**What this task involves:**
Send back every line of the data exactly.

(Items listed in a dataset)
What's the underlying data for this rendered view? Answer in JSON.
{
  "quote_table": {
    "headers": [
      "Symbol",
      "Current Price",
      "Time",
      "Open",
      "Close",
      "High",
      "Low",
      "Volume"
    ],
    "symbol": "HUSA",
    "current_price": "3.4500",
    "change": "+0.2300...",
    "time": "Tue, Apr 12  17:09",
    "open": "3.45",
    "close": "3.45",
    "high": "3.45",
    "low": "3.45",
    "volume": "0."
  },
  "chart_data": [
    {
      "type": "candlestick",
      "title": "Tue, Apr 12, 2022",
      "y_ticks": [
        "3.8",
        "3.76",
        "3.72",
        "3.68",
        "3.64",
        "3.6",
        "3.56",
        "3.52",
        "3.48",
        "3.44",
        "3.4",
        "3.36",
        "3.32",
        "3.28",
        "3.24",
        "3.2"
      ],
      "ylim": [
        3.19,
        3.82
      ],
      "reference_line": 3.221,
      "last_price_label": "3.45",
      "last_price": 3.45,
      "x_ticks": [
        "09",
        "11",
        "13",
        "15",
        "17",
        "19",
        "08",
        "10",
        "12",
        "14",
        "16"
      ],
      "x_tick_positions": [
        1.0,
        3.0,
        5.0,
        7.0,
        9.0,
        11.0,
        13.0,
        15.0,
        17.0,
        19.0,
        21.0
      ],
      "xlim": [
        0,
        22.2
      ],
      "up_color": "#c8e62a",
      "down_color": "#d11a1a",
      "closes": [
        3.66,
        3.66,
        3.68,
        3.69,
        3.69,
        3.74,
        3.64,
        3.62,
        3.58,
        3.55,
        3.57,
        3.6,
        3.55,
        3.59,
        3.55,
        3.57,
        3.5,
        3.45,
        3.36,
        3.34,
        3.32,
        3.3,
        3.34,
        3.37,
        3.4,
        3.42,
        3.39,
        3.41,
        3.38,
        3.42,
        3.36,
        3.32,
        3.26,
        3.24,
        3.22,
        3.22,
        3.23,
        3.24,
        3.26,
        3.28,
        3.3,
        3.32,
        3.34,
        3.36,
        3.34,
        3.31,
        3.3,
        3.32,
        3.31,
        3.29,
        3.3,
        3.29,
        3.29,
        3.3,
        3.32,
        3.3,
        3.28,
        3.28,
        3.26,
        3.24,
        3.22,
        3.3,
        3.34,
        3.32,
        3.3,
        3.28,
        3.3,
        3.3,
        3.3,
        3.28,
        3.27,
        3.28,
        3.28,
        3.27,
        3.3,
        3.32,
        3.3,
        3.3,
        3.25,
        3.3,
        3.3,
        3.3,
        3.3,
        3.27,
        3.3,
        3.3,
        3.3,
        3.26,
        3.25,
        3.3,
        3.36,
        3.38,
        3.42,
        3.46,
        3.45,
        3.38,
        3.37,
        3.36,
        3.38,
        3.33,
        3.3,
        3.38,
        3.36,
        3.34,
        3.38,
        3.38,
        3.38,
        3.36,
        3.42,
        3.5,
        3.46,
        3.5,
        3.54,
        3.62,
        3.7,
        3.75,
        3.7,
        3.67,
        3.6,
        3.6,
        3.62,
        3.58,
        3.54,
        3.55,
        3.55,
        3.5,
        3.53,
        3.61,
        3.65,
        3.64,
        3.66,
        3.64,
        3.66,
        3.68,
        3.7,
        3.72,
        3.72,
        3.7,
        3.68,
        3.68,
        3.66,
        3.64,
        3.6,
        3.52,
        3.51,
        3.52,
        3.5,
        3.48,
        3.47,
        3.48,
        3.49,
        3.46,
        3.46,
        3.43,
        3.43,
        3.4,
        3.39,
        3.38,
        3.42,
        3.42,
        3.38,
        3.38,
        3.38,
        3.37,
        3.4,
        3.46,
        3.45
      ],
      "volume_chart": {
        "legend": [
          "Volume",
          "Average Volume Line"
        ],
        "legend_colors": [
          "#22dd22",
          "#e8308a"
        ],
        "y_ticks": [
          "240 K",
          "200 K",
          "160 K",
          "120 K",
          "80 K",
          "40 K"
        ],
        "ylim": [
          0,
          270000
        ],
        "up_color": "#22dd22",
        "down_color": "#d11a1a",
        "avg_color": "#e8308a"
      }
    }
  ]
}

**Answer below:**
What's the underlying data for this rendered view? Answer in JSON.
{
  "quote_table": {
    "headers": [
      "Symbol",
      "Current Price",
      "Time",
      "Open",
      "Close",
      "High",
      "Low",
      "Volume"
    ],
    "symbol": "HUSA",
    "current_price": "3.4500",
    "change": "+0.2300...",
    "time": "Tue, Apr 12  17:09",
    "open": "3.45",
    "close": "3.45",
    "high": "3.45",
    "low": "3.45",
    "volume": "0."
  },
  "chart_data": [
    {
      "type": "candlestick",
      "title": "Tue, Apr 12, 2022",
      "y_ticks": [
        "3.8",
        "3.76",
        "3.72",
        "3.68",
        "3.64",
        "3.6",
        "3.56",
        "3.52",
        "3.48",
        "3.44",
        "3.4",
        "3.36",
        "3.32",
        "3.28",
        "3.24",
        "3.2"
      ],
      "ylim": [
        3.19,
        3.82
      ],
      "reference_line": 3.221,
      "last_price_label": "3.45",
      "last_price": 3.45,
      "x_ticks": [
        "09",
        "11",
        "13",
        "15",
        "17",
        "19",
        "08",
        "10",
        "12",
        "14",
        "16"
      ],
      "x_tick_positions": [
        1.0,
        3.0,
        5.0,
        7.0,
        9.0,
        11.0,
        13.0,
        15.0,
        17.0,
        19.0,
        21.0
      ],
      "xlim": [
        0,
        22.2
      ],
      "up_color": "#c8e62a",
      "down_color": "#d11a1a",
      "closes": [
        3.66,
        3.66,
        3.68,
        3.69,
        3.69,
        3.74,
        3.64,
        3.62,
        3.58,
        3.55,
        3.57,
        3.6,
        3.55,
        3.59,
        3.55,
        3.57,
        3.5,
        3.45,
        3.36,
        3.34,
        3.32,
        3.3,
        3.34,
        3.37,
        3.4,
        3.42,
        3.39,
        3.41,
        3.38,
        3.42,
        3.36,
        3.32,
        3.26,
        3.24,
        3.22,
        3.22,
        3.23,
        3.24,
        3.26,
        3.28,
        3.3,
        3.32,
        3.34,
        3.36,
        3.34,
        3.31,
        3.3,
        3.32,
        3.31,
        3.29,
        3.3,
        3.29,
        3.29,
        3.3,
        3.32,
        3.3,
        3.28,
        3.28,
        3.26,
        3.24,
        3.22,
        3.3,
        3.34,
        3.32,
        3.3,
        3.28,
        3.3,
        3.3,
        3.3,
        3.28,
        3.27,
        3.28,
        3.28,
        3.27,
        3.3,
        3.32,
        3.3,
        3.3,
        3.25,
        3.3,
        3.3,
        3.3,
        3.3,
        3.27,
        3.3,
        3.3,
        3.3,
        3.26,
        3.25,
        3.3,
        3.36,
        3.38,
        3.42,
        3.46,
        3.45,
        3.38,
        3.37,
        3.36,
        3.38,
        3.33,
        3.3,
        3.38,
        3.36,
        3.34,
        3.38,
        3.38,
        3.38,
        3.36,
        3.42,
        3.5,
        3.46,
        3.5,
        3.54,
        3.62,
        3.7,
        3.75,
        3.7,
        3.67,
        3.6,
        3.6,
        3.62,
        3.58,
        3.54,
        3.55,
        3.55,
        3.5,
        3.53,
        3.61,
        3.65,
        3.64,
        3.66,
        3.64,
        3.66,
        3.68,
        3.7,
        3.72,
        3.72,
        3.7,
        3.68,
        3.68,
        3.66,
        3.64,
        3.6,
        3.52,
        3.51,
        3.52,
        3.5,
        3.48,
        3.47,
        3.48,
        3.49,
        3.46,
        3.46,
        3.43,
        3.43,
        3.4,
        3.39,
        3.38,
        3.42,
        3.42,
        3.38,
        3.38,
        3.38,
        3.37,
        3.4,
        3.46,
        3.45
      ],
      "volume_chart": {
        "legend": [
          "Volume",
          "Average Volume Line"
        ],
        "legend_colors": [
          "#22dd22",
          "#e8308a"
        ],
        "y_ticks": [
          "240 K",
          "200 K",
          "160 K",
          "120 K",
          "80 K",
          "40 K"
        ],
        "ylim": [
          0,
          270000
        ],
        "up_color": "#22dd22",
        "down_color": "#d11a1a",
        "avg_color": "#e8308a"
      }
    }
  ]
}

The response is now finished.